COVID-19 has put barbershops and salons in the classic chicken-and-egg conundrum.
Normally, these places provide health information as much as they do a shave and a weave. Because they’ve been closed since mid-March because of the pandemic, they haven’t been able to promote the message that physical distancing can slow the spread of the illness.
Now, with shop owners eyeing the possibility of getting back in business in the next week or so, they also are looking at the recent increase in the number of COVID-19 cases.
“We need to get the message out,” said Willie Lightfoot, owner of New Creations Unisex Shop. “If you want us to open, we need you to help us open.”
Barbers, hair stylists and other personal care providers are expected to be in the second phase of reopening in New York. Other businesses in this phase are professional services, retail, administrative support and real estate including rental and leasing.
Restaurants are in the third phase. Arts, entertainment, recreation and education are in the fourth phase. With each phase taking at least two weeks, a concert hall or indoor movie theater may not be open until late summer.
The timing of each phase is driven by factors that are measured by a three-day rolling average: decline in total hospitalizations, decline in deaths and new hospitalizations. The state tracks that data to make sure area hospitals have the ability to handle a spike in cases.
Some businesses may choose to wait an additional week or two after their industry is allowed to open, to make sure the number of cases have stabilized.
Some manufacturing and construction, along with curbside pickup for retail, were allowed to open May 15. But the days leading up to that were nail-biters. The number of hospitalizations increased each of the five preceding days. Deaths declined only one of those days, according to data from the Monroe County Department of Public Health.

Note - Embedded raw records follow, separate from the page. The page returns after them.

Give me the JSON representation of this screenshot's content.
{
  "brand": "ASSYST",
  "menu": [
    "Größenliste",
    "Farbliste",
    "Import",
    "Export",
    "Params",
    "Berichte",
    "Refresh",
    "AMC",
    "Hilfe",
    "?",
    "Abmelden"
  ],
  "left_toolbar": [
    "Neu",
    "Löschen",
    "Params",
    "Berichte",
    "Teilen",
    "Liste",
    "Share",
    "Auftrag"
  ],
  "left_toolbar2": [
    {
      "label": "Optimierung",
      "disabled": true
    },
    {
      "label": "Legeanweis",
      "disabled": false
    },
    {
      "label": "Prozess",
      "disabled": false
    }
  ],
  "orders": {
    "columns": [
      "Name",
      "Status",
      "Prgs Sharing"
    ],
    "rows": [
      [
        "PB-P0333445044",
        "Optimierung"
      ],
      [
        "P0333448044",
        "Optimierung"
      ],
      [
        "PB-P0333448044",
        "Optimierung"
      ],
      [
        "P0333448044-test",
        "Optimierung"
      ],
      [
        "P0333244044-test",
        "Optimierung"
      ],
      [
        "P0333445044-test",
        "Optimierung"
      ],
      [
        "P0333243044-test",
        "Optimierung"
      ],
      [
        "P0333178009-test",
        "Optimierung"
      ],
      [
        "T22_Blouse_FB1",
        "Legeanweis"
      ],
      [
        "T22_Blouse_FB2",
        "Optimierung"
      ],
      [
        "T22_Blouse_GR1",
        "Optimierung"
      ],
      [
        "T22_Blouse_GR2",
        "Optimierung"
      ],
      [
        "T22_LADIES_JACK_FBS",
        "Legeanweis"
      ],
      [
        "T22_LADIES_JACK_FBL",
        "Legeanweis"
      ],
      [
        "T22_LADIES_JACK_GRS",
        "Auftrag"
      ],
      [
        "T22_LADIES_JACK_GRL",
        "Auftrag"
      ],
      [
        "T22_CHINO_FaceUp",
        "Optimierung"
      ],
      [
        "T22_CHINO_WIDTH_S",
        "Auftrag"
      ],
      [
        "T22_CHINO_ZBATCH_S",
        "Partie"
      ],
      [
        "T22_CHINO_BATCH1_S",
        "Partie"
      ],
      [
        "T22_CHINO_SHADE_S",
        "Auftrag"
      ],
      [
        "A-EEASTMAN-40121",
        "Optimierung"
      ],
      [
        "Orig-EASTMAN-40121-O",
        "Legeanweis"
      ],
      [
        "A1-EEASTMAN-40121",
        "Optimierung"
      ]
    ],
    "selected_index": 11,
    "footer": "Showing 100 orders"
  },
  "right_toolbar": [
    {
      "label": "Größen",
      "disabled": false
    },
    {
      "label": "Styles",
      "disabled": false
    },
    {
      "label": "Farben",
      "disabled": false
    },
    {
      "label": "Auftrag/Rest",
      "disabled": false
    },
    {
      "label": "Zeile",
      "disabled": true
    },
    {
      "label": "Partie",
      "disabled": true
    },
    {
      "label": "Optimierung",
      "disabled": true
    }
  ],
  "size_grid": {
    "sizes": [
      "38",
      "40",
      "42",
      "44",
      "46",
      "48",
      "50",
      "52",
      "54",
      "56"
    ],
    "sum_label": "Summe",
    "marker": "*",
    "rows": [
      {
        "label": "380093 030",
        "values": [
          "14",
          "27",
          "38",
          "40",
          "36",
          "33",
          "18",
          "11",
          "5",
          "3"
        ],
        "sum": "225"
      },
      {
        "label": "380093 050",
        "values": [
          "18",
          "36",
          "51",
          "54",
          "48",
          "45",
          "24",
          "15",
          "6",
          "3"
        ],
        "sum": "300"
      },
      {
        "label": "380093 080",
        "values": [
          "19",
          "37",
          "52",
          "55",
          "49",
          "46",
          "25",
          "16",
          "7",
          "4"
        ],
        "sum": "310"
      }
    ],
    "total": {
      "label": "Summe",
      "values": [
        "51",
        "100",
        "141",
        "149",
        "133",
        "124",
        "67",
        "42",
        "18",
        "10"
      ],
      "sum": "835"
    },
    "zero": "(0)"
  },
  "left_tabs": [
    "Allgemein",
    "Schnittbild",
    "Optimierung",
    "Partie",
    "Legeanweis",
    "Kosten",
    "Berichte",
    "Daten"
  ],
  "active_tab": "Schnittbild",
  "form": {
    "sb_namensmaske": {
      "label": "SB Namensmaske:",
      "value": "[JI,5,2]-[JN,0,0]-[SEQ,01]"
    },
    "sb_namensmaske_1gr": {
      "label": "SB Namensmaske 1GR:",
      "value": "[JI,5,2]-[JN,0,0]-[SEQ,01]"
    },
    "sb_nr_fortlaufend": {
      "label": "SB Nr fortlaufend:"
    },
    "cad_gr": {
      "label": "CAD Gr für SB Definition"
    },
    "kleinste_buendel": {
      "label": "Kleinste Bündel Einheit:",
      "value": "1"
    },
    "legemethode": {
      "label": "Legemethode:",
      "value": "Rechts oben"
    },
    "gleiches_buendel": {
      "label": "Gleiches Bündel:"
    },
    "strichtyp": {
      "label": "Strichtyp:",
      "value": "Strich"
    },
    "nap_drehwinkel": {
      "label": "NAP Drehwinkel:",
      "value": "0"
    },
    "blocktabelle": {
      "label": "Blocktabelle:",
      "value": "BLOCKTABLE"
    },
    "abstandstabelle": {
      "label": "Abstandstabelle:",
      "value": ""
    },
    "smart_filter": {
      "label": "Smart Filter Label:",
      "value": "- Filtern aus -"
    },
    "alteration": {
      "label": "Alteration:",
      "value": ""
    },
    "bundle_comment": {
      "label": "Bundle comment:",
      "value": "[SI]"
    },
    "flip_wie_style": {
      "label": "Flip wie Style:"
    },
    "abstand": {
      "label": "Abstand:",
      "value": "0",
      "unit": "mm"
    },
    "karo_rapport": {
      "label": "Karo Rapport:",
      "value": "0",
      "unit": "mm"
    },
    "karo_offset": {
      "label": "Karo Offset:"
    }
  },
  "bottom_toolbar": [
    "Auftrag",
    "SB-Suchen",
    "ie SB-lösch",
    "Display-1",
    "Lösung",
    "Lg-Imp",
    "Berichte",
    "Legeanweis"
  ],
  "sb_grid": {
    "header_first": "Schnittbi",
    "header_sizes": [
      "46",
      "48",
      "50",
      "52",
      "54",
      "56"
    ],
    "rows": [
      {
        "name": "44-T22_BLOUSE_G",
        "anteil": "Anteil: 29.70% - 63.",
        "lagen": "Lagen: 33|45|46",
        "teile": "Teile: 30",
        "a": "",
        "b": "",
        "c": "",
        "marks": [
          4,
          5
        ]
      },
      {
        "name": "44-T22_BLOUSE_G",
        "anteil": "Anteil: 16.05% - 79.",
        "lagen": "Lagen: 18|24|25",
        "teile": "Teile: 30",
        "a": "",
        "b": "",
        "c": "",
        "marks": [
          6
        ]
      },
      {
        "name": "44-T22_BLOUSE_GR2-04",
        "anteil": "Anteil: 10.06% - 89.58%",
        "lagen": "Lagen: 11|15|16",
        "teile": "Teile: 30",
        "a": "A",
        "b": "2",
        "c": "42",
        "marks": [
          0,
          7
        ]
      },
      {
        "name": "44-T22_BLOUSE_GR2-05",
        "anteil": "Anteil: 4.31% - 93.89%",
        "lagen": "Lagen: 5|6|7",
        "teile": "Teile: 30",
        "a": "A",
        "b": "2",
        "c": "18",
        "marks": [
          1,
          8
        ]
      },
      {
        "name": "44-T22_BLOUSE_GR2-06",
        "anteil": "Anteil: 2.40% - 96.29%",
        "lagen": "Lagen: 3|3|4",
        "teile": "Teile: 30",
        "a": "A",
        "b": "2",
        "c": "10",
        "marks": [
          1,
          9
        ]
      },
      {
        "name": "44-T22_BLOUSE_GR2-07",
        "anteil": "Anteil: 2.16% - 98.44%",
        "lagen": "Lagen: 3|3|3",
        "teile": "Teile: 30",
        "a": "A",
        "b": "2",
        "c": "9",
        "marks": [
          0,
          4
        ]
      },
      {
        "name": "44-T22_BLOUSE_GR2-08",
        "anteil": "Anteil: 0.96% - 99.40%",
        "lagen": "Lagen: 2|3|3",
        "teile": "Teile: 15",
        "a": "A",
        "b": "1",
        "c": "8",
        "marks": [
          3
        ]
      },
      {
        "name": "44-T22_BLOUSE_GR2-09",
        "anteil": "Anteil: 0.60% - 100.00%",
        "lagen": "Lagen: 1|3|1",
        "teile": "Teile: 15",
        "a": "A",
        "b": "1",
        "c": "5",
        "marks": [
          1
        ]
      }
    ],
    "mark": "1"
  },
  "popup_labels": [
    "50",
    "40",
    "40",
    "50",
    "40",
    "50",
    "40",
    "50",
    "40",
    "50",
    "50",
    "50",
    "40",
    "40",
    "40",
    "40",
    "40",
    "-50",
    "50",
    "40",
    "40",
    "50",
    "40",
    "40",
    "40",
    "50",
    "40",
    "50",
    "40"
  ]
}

From May 15 through May 25, hospitalizations have increased all but one day. Part of that is because of a new state regulation. Patients who test positive, including residents of a nursing home who have been hospitalized, cannot be discharged until they have repeat negative tests.
Nevertheless, business owners who are eager to reopen also are anxious about the trend lines. The county health department reported an increase in cases after Mother’s Day. Health Commissioner Dr. Michael Mendoza expressed concern that the same thing could happen after Memorial Day if people did not practice physical distancing and wear masks.
Clarissa Davis owns DaVine Hair Designs and her husband, Ronnie Davis, owns Visions Barbershop. With the family income dependent on the barber and style trade, they regularly check on the number of cases in the county.
“If people don’t act right, we can’t go back to work,” Davis said. “Practice your social distancing. Make sure you’re wearing your mask. Make sure you’re washing your hands. If you’re sick, stay away from people. … Everyone has to be on board with it.”
Lightfoot, president of the United Professional Barbers and Cosmetologists Association, said he commended Gov. Andrew Cuomo for not allowing barbers and stylists to open in the first phase. He said it’s impossible to keep a physical distance when cutting hair or doing nails. His organization has spent the past weeks getting information to members. He has held webinars with city and county leaders on how shops can reopen safely.
“The mayor and the county executive told us to start putting plans together now so it’s not a free for all when it’s time to open up,” he said.
Lightfoot said even if that plan doesn’t have to be submitted to government leaders for approval, it will have to pass muster with clientele. “Customers are going to be very leery about where they go now. They see that you haven’t changed anything, they’re probably not going to want to do business there.”
Nelson Baldwin, who owns a barber shop and is leader of the Jefferson Avenue Business Association, said the group is spreading the word about how to get protective equipment and also apply for grants for small businesses.
Charlotte Burch, president of the Thurston/Brooks Merchants Association, said having to close her small retail business has been a strain. But she wants to make sure she is stocked with hand sanitizer and other safety and cleaning supplies when she is able to reopen.
That date, though, depends on where the community is with the spread of COVID-19.
“It depends on us,” she said. “… People don’t stop on a dime. You know how small a dime is. People are in go mode. … This depends on slowing people down.”